Entries from a dataset of interfaces:
[Start of section]
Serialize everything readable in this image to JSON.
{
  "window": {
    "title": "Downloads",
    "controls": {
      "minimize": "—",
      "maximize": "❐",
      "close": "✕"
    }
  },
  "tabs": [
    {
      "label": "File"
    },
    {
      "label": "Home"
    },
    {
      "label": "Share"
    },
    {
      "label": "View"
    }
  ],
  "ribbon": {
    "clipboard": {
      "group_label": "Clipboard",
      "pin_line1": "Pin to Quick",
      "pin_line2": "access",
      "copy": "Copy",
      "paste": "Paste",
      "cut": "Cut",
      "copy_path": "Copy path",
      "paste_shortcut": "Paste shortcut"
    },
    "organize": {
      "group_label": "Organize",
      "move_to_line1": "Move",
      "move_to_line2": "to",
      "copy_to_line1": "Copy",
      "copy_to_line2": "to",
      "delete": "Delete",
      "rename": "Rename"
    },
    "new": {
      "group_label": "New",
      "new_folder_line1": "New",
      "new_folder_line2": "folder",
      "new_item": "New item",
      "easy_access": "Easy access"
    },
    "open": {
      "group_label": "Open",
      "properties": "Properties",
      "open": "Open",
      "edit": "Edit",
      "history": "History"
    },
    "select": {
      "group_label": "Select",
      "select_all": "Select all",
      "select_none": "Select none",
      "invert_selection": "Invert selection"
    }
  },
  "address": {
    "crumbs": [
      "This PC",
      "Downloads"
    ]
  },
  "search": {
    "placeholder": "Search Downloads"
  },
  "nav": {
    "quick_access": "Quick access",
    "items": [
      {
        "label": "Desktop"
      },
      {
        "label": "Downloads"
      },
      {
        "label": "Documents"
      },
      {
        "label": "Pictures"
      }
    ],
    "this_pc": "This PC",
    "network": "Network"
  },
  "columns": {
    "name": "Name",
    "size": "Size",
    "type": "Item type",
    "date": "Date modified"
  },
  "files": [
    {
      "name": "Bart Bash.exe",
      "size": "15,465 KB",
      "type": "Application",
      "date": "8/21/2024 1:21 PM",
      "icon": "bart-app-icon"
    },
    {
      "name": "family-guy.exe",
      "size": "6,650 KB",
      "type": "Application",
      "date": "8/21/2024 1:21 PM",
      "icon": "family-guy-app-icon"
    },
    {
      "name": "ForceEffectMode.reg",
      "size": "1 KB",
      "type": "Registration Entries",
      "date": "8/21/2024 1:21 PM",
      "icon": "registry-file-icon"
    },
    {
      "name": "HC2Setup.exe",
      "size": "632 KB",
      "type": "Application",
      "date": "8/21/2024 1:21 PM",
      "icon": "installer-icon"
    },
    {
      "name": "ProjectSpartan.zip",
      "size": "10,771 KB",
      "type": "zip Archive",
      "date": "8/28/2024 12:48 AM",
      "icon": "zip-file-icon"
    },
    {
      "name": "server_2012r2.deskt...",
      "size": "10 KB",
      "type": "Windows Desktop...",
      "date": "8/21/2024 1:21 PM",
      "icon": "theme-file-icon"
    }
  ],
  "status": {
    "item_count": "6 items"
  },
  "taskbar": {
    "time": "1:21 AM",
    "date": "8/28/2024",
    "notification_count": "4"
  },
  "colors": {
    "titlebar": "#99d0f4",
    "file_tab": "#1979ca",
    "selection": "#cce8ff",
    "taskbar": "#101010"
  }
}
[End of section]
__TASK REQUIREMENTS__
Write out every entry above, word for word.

__THE COMPLETED TASK__
Serialize everything readable in this image to JSON.
{
  "window": {
    "title": "Downloads",
    "controls": {
      "minimize": "—",
      "maximize": "❐",
      "close": "✕"
    }
  },
  "tabs": [
    {
      "label": "File"
    },
    {
      "label": "Home"
    },
    {
      "label": "Share"
    },
    {
      "label": "View"
    }
  ],
  "ribbon": {
    "clipboard": {
      "group_label": "Clipboard",
      "pin_line1": "Pin to Quick",
      "pin_line2": "access",
      "copy": "Copy",
      "paste": "Paste",
      "cut": "Cut",
      "copy_path": "Copy path",
      "paste_shortcut": "Paste shortcut"
    },
    "organize": {
      "group_label": "Organize",
      "move_to_line1": "Move",
      "move_to_line2": "to",
      "copy_to_line1": "Copy",
      "copy_to_line2": "to",
      "delete": "Delete",
      "rename": "Rename"
    },
    "new": {
      "group_label": "New",
      "new_folder_line1": "New",
      "new_folder_line2": "folder",
      "new_item": "New item",
      "easy_access": "Easy access"
    },
    "open": {
      "group_label": "Open",
      "properties": "Properties",
      "open": "Open",
      "edit": "Edit",
      "history": "History"
    },
    "select": {
      "group_label": "Select",
      "select_all": "Select all",
      "select_none": "Select none",
      "invert_selection": "Invert selection"
    }
  },
  "address": {
    "crumbs": [
      "This PC",
      "Downloads"
    ]
  },
  "search": {
    "placeholder": "Search Downloads"
  },
  "nav": {
    "quick_access": "Quick access",
    "items": [
      {
        "label": "Desktop"
      },
      {
        "label": "Downloads"
      },
      {
        "label": "Documents"
      },
      {
        "label": "Pictures"
      }
    ],
    "this_pc": "This PC",
    "network": "Network"
  },
  "columns": {
    "name": "Name",
    "size": "Size",
    "type": "Item type",
    "date": "Date modified"
  },
  "files": [
    {
      "name": "Bart Bash.exe",
      "size": "15,465 KB",
      "type": "Application",
      "date": "8/21/2024 1:21 PM",
      "icon": "bart-app-icon"
    },
    {
      "name": "family-guy.exe",
      "size": "6,650 KB",
      "type": "Application",
      "date": "8/21/2024 1:21 PM",
      "icon": "family-guy-app-icon"
    },
    {
      "name": "ForceEffectMode.reg",
      "size": "1 KB",
      "type": "Registration Entries",
      "date": "8/21/2024 1:21 PM",
      "icon": "registry-file-icon"
    },
    {
      "name": "HC2Setup.exe",
      "size": "632 KB",
      "type": "Application",
      "date": "8/21/2024 1:21 PM",
      "icon": "installer-icon"
    },
    {
      "name": "ProjectSpartan.zip",
      "size": "10,771 KB",
      "type": "zip Archive",
      "date": "8/28/2024 12:48 AM",
      "icon": "zip-file-icon"
    },
    {
      "name": "server_2012r2.deskt...",
      "size": "10 KB",
      "type": "Windows Desktop...",
      "date": "8/21/2024 1:21 PM",
      "icon": "theme-file-icon"
    }
  ],
  "status": {
    "item_count": "6 items"
  },
  "taskbar": {
    "time": "1:21 AM",
    "date": "8/28/2024",
    "notification_count": "4"
  },
  "colors": {
    "titlebar": "#99d0f4",
    "file_tab": "#1979ca",
    "selection": "#cce8ff",
    "taskbar": "#101010"
  }
}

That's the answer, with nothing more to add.